By BeauHD from Slashdot's rocky-relationships department
An anonymous reader quotes a report from The Guardian: Journalists working as factcheckers for Facebook have pushed to end a controversial media partnership with the social network, saying the company has ignored their concerns and failed to use their expertise to combat misinformation. Current and former Facebook factcheckers told the Guardian that the tech platform's collaboration with outside reporters has produced minimal results and that they've lost trust in Facebook, which has repeatedly refused to release meaningful data about the impacts of their work. Some said Facebook's hiring of a PR firm that used an antisemitic narrative to discredit critics -- fueling the same kind of propaganda factcheckers regularly debunk -- should be a deal-breaker.
Facebook now has more than 40 media partners across the globe, including the Associated Press, PolitiFact and the Weekly Standard, and has said false news on the platform is "trending downward." While some newsroom leaders said the relationship was positive, other partners said the results were unclear and that they had grown increasingly resentful of Facebook. Facebook has said that third-party factchecking is one part of its strategy to fight misinformation, and has claimed that a "false" rating leads an article to be ranked lower in news feed, reducing future views by 80% on average. The company has refused, however, to publicly release any data to support these claims. Facebook said in a statement that it had "heard feedback from our partners that they'd like more data on the impact of their efforts," adding that it has started sending "quarterly reports" with "customized statistics" to partners and would be"looking for more statistics to share externally in early 2019." Facebook declined to share the reports with the Guardian.Read Replies (0)
By BeauHD from Slashdot's blast-from-the-past department
"The Register has an article on the possibility that a supernova or a series of them could explain a mass die-off of marine animals around 2.6 million years ago," writes Slashdot reader KindMind. From the report: A gigantic supernova explosion may have triggered mass extinctions for creatures living in Earth's prehistoric oceans some 2.6 million years ago, according to new research published in Astrobiology. Marine animals like the megalodon [...] suddenly disappeared during the late Pliocene. Around the same time, scientists [...] noticed a peak in the iron-60 isotope in ancient seabeds. "As far back as the mid-1990s, people said, "Hey, look for iron-60. It's a telltale because there's no other way for it to get to Earth but from a supernova.' Because iron-60 is radioactive, if it was formed with the Earth it would be long gone by now. So, it had to have been rained down on us" explained Adrian Melott, lead author of the paper and a physics and astronomy professor at the University of Kansas.

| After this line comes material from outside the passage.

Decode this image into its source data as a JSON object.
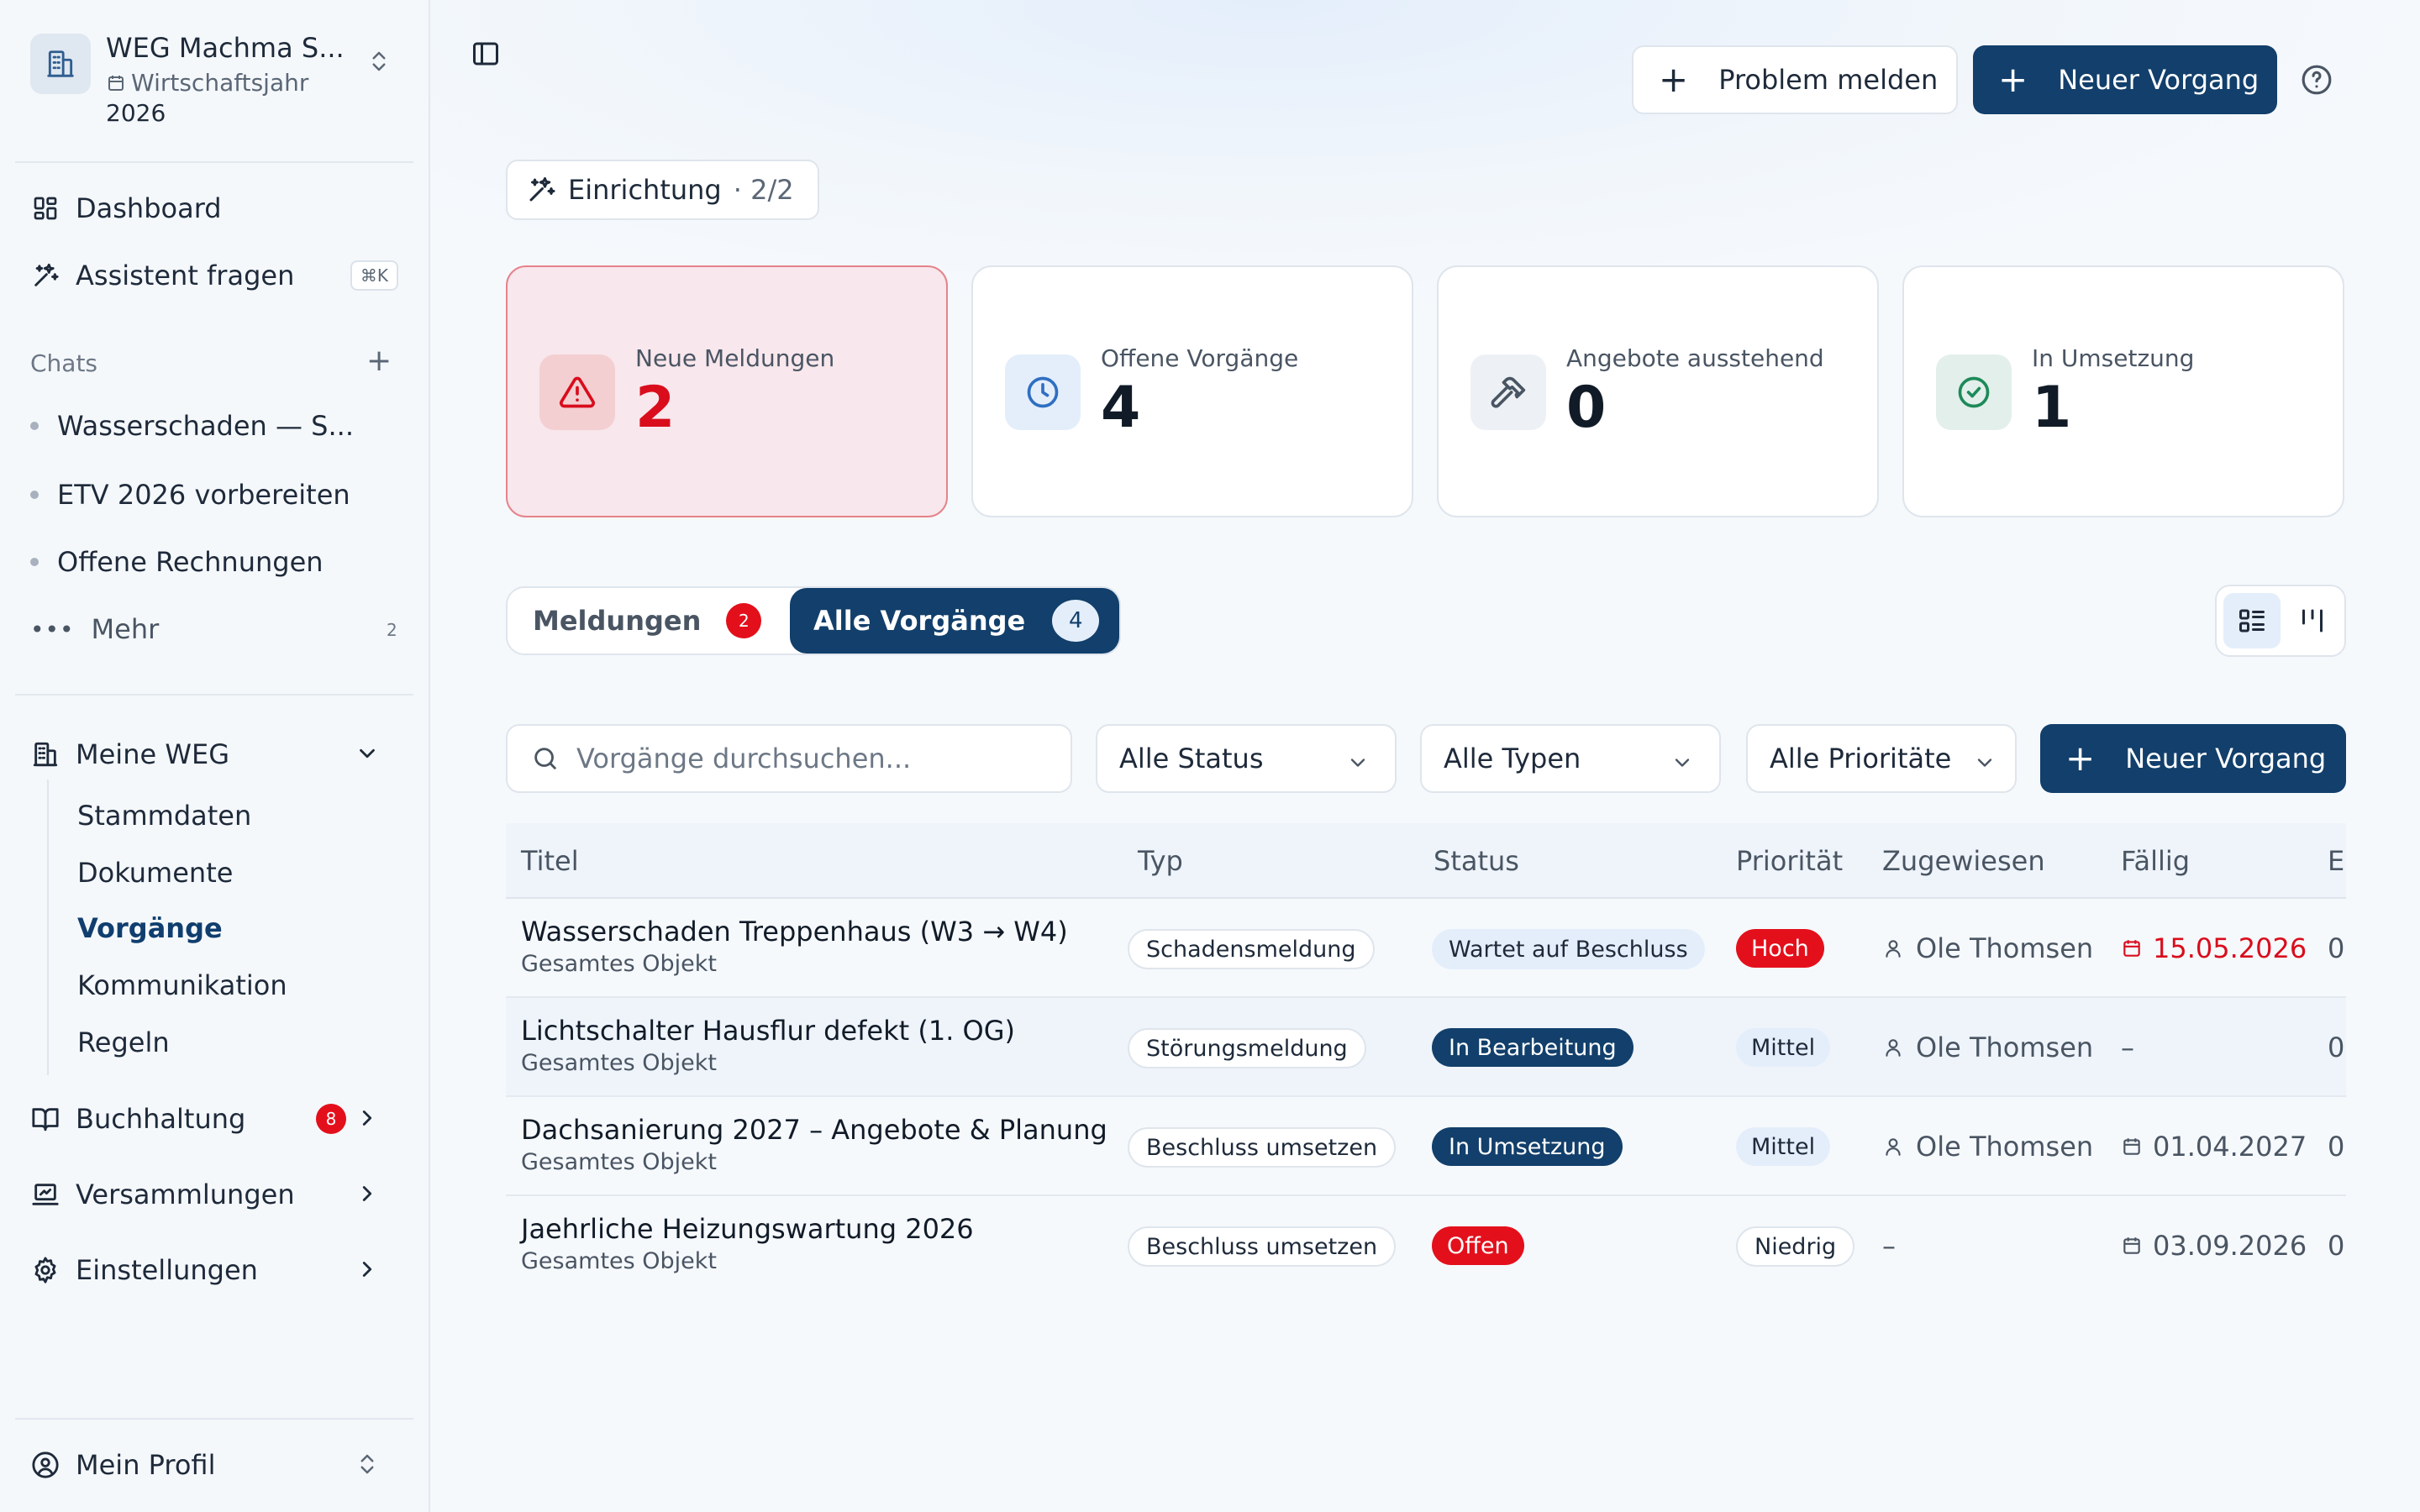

The team believes that a supernova located 150 light years away set of a chain of supernovae bursts and covered the Earth in a shroud of deadly cosmic ray radiation. This was amplified, Melott said, because the Solar System is right on the edge of an area of the interstellar medium called the Local Bubble. The Local Bubble extends about 300 light years across and contains the two main clouds of dust and gas: Local Interstellar Cloud and the G-Cloud. As the supernovae ejected cosmic rays, these beams of energetic particles would have repeatedly bounced off the clouds to create a "cosmic-ray bath" that could have lasted 10,000 to 100,000 years. Some of that radiation such as cosmic ray muons would have leaked onto Earth, and over time it could have led to genetic mutations and cancers [that would have caused animals like the megalodon to die off prematurely].Read Replies (0)